At the time of the novel’s present, Lise has become sick with an undiagnosable illness. She is constantly fatigued and listless; she no longer goes outside and cannot hold a job. She struggles to fill out a social services form.
Penny Warner is a journalist for a paper called the World. She stays at the Global Hotel on assignment to review it. Penny is easily distracted and has an overactive imagination. Bored with writing the review, Penny seeks small diversions in the hotel. The fantastic scenarios she obsessively constructs connect with her admitted tendency to lie constantly.
In the corridor outside her room, Penny encounters Sara’s sister—whom she mistakes for a hotel employee—and then Else; together, Penny and Else help Clare unscrew the wooden panel that covers the dumbwaiter opening. Later, when she walks with Else through the city and nearby suburbs, Penny is condescending and pretends to be generous. Ultimately she is shown to be materialistic and thoroughly self-centered.
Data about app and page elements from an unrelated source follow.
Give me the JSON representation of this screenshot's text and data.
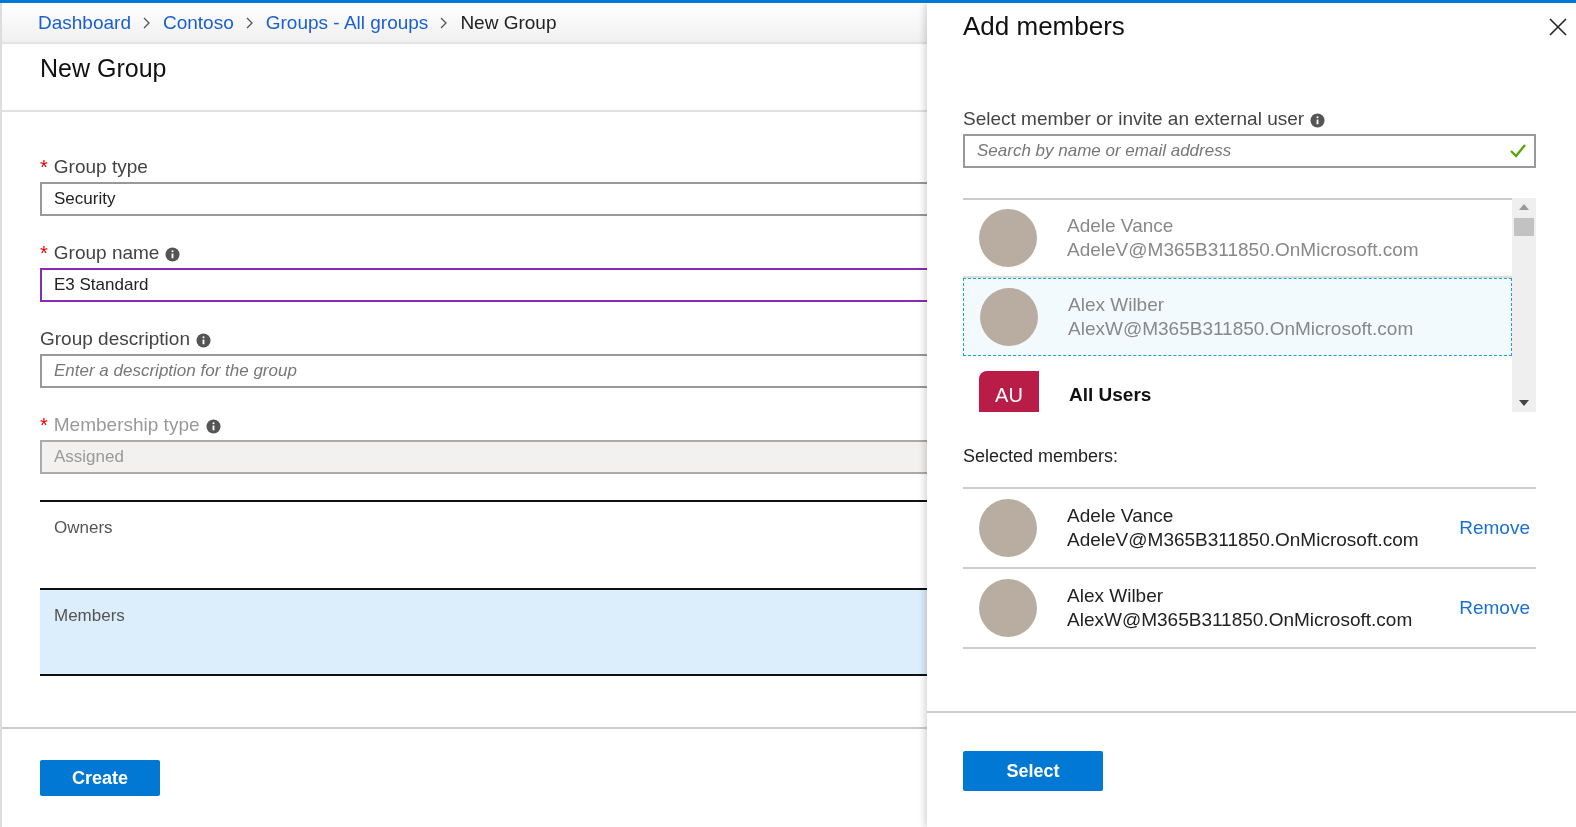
{
  "breadcrumb": [
    {
      "label": "Dashboard",
      "current": false
    },
    {
      "label": "Contoso",
      "current": false
    },
    {
      "label": "Groups - All groups",
      "current": false
    },
    {
      "label": "New Group",
      "current": true
    }
  ],
  "page_title": "New Group",
  "fields": [
    {
      "required_mark": "*",
      "label": "Group type",
      "value": "Security",
      "focused": false,
      "disabled": false
    },
    {
      "required_mark": "*",
      "label": "Group name",
      "info": true,
      "value": "E3 Standard",
      "focused": true,
      "disabled": false
    },
    {
      "label": "Group description",
      "info": true,
      "placeholder": "Enter a description for the group",
      "focused": false,
      "disabled": false
    },
    {
      "required_mark": "*",
      "label": "Membership type",
      "info": true,
      "value": "Assigned",
      "focused": false,
      "disabled": true
    }
  ],
  "sections": [
    {
      "label": "Owners",
      "selected": false
    },
    {
      "label": "Members",
      "selected": true
    }
  ],
  "create_button": "Create",
  "panel": {
    "title": "Add members",
    "search_label": "Select member or invite an external user",
    "search_placeholder": "Search by name or email address",
    "search_valid": true,
    "candidates": [
      {
        "kind": "person",
        "name": "Adele Vance",
        "email": "AdeleV@M365B311850.OnMicrosoft.com",
        "dimmed": true,
        "selected": false
      },
      {
        "kind": "person",
        "name": "Alex Wilber",
        "email": "AlexW@M365B311850.OnMicrosoft.com",
        "dimmed": true,
        "selected": true
      },
      {
        "kind": "group",
        "initials": "AU",
        "name": "All Users",
        "color": "#b91c47",
        "dimmed": false,
        "selected": false
      }
    ],
    "selected_label": "Selected members:",
    "selected_members": [
      {
        "name": "Adele Vance",
        "email": "AdeleV@M365B311850.OnMicrosoft.com",
        "action": "Remove"
      },
      {
        "name": "Alex Wilber",
        "email": "AlexW@M365B311850.OnMicrosoft.com",
        "action": "Remove"
      }
    ],
    "select_button": "Select"
  }
}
Clare Wilby is Sara’s sixteen-year-old sister. Months after Sara's death, Clare is living alone in the room they formerly shared. She struggles to process her own grief and that of her parents, with whom she lives. Clare’s thoughts and memories provide many details about Sara’s life. Sara sometimes haunts her, appearing as random body parts.
Clare endures bullying by other students at her school. She has taken to sitting silently on the sidewalk across from the hotel. People give her money, and Else observes her. Clare learns the truth about Sara's accident by putting on one of her sister’s uniforms and roaming around the hotel, where she meets Penny, Duncan, and Lise.
Duncan is a bellboy at the Global Hotel. He was with Sara in the top-floor room when she died. While they were joking around, Sara bet Duncan that she could fit into the dumbwaiter. Her doing so led to her death. Duncan continues to work at the hotel, but Lise notices that he has become somber and withdrawn. When Clare visits, Duncan explains to her the true circumstances of her sister’s death.
Deirdre O’Brien is Lise’s mother. After Lise becomes ill, Deirdre comes every day at four in the afternoon to attend to her daughter. A once-popular poet, Deirdre had turned away from writing; however, she has recently begun work on an epic poem titled "Hotel World." For her poem, Deirdre draws on her impressions and her daughter’s memories of the Global Hotel. Prompting Lise to remember the hotel is also Deirdre’s way of encouraging her daughter to keep using her mind.
The Girl in the Watch Shop
The girl in the watch shop is the person for whom Sara “falls.” When Sara’s watch stopped, she took it to a repair shop and consulted with a young woman who works there. After leaving her watch, which had to be sent away for repairs, Sara realized that she had developed feelings for this girl. The girl who works at the watch shop noticed Sara standing outside for days but didn't speak to her, feeling that the timing was wrong. She has since taken to wearing Sara's watch daily, and imagines every morning what their interaction will be when Sara returns to pick it up.
Mr. Whitelaw was an adult friend of Else's family who sexually abused Else when she was a teenager.
Ade was Else’s companion and was also poor and homeless. He appears in Else's memory of a time when they traveled together. She recalls the two of them helping a drunk man get home, admiring the man's boots, and then sleeping together on the floor of the man’s room.